Comment on historic aviation by the chief executive of the UK’s Light Aircraft Association
Not for the first time in recent years, some of our most historic airfields are facing threats to their existence. Among them is one of the oldest operational aerodromes in the UK.
Old Sarum airfield, near Salisbury in Wiltshire, was opened in 1917, many of its buildings apparently being constructed by German prisoners of war. Its surviving original buildings include three World War One Belfast truss hangars although, worryingly, one has seemingly been allowed to lapse into a parlous state.
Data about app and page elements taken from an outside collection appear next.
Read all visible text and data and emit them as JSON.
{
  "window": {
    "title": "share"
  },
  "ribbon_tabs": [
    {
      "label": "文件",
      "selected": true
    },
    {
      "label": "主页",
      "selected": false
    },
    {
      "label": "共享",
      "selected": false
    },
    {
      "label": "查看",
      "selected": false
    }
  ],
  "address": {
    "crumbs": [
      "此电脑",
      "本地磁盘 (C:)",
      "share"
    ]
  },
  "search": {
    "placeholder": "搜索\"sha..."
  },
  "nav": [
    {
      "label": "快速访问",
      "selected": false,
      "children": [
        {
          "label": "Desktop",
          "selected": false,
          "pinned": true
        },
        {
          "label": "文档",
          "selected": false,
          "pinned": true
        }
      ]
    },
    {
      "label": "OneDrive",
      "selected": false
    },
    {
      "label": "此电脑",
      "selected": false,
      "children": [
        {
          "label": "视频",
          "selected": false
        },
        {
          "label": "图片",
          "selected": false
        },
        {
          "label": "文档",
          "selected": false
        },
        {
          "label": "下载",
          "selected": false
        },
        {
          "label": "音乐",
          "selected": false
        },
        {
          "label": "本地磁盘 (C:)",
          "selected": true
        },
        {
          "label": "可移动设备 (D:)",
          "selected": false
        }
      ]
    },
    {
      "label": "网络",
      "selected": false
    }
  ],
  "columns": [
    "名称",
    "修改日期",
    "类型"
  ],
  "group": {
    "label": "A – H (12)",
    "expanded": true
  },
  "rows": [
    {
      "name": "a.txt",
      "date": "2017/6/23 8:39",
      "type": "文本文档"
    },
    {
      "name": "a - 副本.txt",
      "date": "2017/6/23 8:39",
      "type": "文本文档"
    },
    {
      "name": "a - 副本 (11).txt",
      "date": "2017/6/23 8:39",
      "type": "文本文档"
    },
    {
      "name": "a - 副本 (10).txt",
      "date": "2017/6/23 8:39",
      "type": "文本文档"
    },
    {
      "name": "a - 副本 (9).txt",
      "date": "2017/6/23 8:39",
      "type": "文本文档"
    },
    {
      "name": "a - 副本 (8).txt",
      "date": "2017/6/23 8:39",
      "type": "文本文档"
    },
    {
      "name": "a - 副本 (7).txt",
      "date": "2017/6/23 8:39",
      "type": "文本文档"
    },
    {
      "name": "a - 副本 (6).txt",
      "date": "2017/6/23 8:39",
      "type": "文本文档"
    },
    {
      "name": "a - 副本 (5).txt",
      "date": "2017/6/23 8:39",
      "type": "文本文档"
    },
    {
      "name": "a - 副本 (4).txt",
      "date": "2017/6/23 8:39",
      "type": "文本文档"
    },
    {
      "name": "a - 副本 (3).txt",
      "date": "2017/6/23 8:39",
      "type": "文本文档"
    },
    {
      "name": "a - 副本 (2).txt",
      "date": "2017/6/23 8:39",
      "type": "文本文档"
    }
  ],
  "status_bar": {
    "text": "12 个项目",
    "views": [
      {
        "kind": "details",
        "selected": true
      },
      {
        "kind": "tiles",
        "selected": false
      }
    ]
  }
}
At the beginning of August, owners of aircraft based there received a letter from the airfield owners, giving notice of termination of their tenancies at the end of October. The longterm lease on the airfield was acquired by Matthew Hudson and the Blanefield Group in 1986 as part of their purchase of Edgley Aircraft, makers of the Optica. Since that manufacturer’s demise the airfield has remained busy with private owners, flying schools and a parachute centre. Despite this, Blanefield claims Old Sarum isn’t viable in its current form, and five years ago unveiled a ‘revitalisation’ programme to be funded by around 450 houses on the airfield periphery.
Following objections to the housing from local residents, the planning application was rejected by Wiltshire Council. Immediately following that, Blanefield served its notice of eviction on the aircraft owners, potentially ending more than 100 years of flying at the site.
So, is this merely a means of kicking back against the council, or does Old Sarum genuinely have a major viability crisis? Various parties, including the airfields working group of the All-Party Parliamentary Group on General Aviation, have offered to act as arbitrators. Hopefully, wiser heads intervening will keep Old Sarum flying.
Another case of the understandable wish of a landowner to maximise its investment return has led to concerns for the future of Bicester airfield in Oxfordshire. It has long been regarded as a heritage gem, a timewarp collection of original buildings surrounding one of Britain’s last omnidirectional ‘flying fields’, an 800-yard grass circle with no marked runways, allowing intowind operations by a collection of vintage aircraft based there.
The notice potentially ends more than 100 years of flying at Old Sarum
Bicester is an internationally recognised heritage location as a uniquely preserved example of an inter-war bomber aerodrome, complete down to its original hangars, technical buildings, and even bomb dumps and air raid shelters. Many are Grade 2-listed and areas of the site have UNESCO World Heritage status.
In 2013, Bicester Heritage acquired the airfield and, led by CEO and vintage car racer Dan Geoghegan, focused on redeveloping the technical area as a hub for the vintage car restoration movement, using restored buildings as sub-let workshops, offices and showrooms. In April this year, Bicester Heritage announced via the national media its plans to widen the scope of these activities. The Daily Telegraph reported, “The airfield will remain, albeit bisected by two new strips of tarmac. These will divide the existing perimeter road into ‘The Radial’, a highishspeed recreational driving circuit, and an access road connecting the existing Bicester Heritage with the rest of the site”. The article went on to describe the site as an automotive “experiential [sic] resort”, called Bicester Motion.
The most worrying implication of the proposal is that it bisects the airfield with two asphalt test tracks, ruining its unique nature and rendering a third of the airfield unusable for any form of fixed-wing flying. Not only that, but it was intended that these tracks be sunk by up to 3ft below the airfield surface in an attempt not to spoil the visual aspect. The safety implications for aircraft operations are obvious.
The positive news is that Geoghegan has subsequently engaged in dialogue with local aircraft operators. It is hoped that a suitable compromise can be achieved by moving the tracks closer to the existing airfield perimeter track and abandoning the idea of sinking them below the airfield. This would be a good, commonsense solution, allowing Bicester to retain its status as an outstanding location for both historic motoring and aviation.